Xbox PlayStation booths E3 2013 pic 2.jpg

Heading into the new year, Microsoft knew it had to make changes in its leadership, and decided to give the Xbox division a heavier gaming focus in order to remain competitive with Sony.  As the head of Xbox’s first-party game development, Phil Spencer was perfectly positioned to take advantage of this, and was promoted to Head of Xbox in April 2014.  Now he was over the entire Xbox division, overseeing not only the games themselves, but also the teams that made the console hardware and the various services (such as Xbox Live) that ran on the platform.  And under his leadership, there have been major changes to Xbox.

Spencer’s first priority in his new role was hardware.  He couldn’t make drastic revisions to increase the power of the Xbox One - that console was already released and the hardware largely set in stone - but he could find other ways of making it more appealing to gamers.  He made the move that many thought Microsoft would be unwilling to make: Xbox One consoles started to be sold without the Kinect, which allowed Microsoft to drop the price to that of the PS4.  He also pushed his engineers to focus their efforts on ensuring that game developers both inside and outside of Microsoft could eke out as much power from the console as possible.  And the hardware team started working on a new, more powerful machine, one that would stand alongside the Xbox One and play the same games, only better.  This became known as the Xbox One X, which Microsoft touted as a “monster” and the “world’s most powerful console”, and was released in November 2017.

Phil Spencer E3 2017.jpg

Spencer’s impact on Xbox goes beyond just hardware, however; as his hardware teams worked secretly on the Xbox One X, other teams at Microsoft introduced various new features for Xbox One owners.  Backwards compatibility for select Xbox 360 games, a feature that was intended for the launch of the Xbox One until the internet connection fiasco took center stage, was formally launched in 2015, and two years later was expanded to include original Xbox titles as well.  Spencer also pushed for further integration between Xbox consoles and Windows PC gaming; in 2016, the Xbox Play Anywhere initiative was announced, in which anyone who purchased a participating Xbox game would get a copy for Windows 10 PCs for free (and vice versa), with all save data carrying over from one platform to the other.  And most recently, Microsoft introduced Xbox Game Pass, a Netflix-style subscription service through which gamers can pay $10 a month for access to over one hundred games.

xbox one backwards compatibility announcement.jpg
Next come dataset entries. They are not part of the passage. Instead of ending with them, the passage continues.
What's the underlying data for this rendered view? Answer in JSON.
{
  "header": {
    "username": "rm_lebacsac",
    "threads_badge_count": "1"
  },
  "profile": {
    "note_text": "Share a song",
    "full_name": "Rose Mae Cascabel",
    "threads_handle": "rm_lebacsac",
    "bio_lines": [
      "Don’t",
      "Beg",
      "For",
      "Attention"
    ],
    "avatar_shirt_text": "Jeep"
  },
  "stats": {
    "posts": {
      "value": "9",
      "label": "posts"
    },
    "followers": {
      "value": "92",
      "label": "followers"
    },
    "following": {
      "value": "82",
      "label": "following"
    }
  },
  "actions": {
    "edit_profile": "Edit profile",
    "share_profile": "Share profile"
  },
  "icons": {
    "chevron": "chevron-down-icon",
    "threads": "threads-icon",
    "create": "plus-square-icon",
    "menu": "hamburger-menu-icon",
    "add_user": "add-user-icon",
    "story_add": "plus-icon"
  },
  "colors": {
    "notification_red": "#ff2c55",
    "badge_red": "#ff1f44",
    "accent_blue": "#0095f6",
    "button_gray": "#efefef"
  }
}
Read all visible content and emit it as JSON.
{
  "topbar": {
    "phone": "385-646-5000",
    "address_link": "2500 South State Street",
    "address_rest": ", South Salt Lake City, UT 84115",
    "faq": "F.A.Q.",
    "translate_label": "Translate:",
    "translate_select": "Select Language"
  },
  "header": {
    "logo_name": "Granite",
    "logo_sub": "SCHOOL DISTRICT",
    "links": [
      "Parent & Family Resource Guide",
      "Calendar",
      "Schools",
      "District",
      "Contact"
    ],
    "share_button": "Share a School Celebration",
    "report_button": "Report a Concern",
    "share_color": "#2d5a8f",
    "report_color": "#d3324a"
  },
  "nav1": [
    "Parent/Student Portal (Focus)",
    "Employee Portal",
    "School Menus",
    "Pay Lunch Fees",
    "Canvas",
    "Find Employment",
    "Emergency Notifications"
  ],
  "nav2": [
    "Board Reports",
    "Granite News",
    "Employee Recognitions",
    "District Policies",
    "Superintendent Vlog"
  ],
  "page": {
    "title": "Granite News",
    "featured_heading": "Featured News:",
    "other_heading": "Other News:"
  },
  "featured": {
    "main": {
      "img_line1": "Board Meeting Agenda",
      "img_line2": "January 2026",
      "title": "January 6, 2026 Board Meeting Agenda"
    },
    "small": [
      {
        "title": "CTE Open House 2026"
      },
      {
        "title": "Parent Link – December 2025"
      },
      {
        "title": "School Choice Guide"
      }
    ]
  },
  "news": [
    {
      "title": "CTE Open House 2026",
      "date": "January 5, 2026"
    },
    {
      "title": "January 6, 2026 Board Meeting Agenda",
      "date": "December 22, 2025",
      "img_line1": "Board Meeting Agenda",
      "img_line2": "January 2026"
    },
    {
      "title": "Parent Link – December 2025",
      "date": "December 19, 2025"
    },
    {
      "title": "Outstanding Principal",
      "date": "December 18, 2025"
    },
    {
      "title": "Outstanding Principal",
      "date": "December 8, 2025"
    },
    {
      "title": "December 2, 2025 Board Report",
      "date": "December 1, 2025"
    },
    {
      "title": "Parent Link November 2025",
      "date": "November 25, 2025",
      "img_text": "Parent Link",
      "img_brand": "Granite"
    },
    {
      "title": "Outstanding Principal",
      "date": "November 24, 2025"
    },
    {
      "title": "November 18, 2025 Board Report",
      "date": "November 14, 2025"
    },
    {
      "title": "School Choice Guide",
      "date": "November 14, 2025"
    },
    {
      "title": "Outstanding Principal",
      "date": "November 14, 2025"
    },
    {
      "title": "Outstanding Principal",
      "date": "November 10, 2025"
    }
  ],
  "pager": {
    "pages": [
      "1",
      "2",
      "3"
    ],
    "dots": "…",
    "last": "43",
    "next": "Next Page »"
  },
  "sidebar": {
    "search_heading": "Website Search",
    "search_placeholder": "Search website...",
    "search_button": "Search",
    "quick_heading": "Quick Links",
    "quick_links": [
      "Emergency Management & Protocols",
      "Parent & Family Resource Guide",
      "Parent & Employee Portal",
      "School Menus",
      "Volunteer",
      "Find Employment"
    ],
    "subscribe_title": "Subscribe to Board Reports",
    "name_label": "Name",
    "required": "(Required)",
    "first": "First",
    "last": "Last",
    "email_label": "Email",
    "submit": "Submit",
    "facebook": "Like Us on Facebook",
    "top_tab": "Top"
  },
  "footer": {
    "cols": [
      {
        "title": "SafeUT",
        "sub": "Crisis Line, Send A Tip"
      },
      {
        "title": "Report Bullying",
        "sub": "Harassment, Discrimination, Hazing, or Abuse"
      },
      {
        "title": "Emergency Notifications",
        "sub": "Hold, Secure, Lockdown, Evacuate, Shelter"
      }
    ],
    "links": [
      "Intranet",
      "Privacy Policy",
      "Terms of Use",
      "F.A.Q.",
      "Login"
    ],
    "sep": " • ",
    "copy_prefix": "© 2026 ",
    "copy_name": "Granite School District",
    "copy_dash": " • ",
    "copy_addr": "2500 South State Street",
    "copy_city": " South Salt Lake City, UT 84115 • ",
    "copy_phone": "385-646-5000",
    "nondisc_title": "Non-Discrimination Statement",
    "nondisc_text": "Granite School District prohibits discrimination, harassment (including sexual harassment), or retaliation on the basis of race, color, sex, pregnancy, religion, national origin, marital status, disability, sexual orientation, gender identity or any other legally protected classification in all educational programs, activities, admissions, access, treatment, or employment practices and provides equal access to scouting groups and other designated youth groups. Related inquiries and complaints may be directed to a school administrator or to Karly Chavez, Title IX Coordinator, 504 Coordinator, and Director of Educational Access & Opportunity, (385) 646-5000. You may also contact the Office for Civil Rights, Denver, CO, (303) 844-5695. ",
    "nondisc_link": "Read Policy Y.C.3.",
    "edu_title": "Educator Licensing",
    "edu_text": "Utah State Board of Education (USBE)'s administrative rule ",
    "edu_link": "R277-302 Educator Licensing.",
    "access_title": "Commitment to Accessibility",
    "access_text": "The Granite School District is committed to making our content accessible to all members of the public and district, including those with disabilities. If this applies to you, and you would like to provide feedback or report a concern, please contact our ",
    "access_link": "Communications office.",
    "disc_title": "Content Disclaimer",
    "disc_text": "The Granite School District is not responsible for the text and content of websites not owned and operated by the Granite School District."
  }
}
While these positive changes have restored much of the goodwill amongst gamers that was lost a few years ago, it hasn’t all been smooth sailing; with the cancellation of a couple anticipated games, as well as the shuttering of one of Microsoft’s most well-known game development studios, many gamers are still somewhat skeptical of the Xbox brand.  Nonetheless, the improvements to hardware and services have allowed Xbox to stay relevant even in the face of stiff competition.  Microsoft’s top executives were pleased enough with Spencer’s leadership that in 2017 they promoted him once again, this time to Executive Vice President of Gaming.  Now, Spencer has his own seat on the company’s executive leadership team and answers directly to Microsoft CEO Satya Nadella, making him one of the most powerful individuals in the industry.  And his work isn’t done yet; he recently announced an increased investment in their first-party game development, seeking to buy and create more studios to make exclusive games (another area in which they are often perceived as being behind the competition).  Phil Spencer’s influence on the gaming industry is greater than ever, and the impact of his work at Microsoft will reverberate for years to come.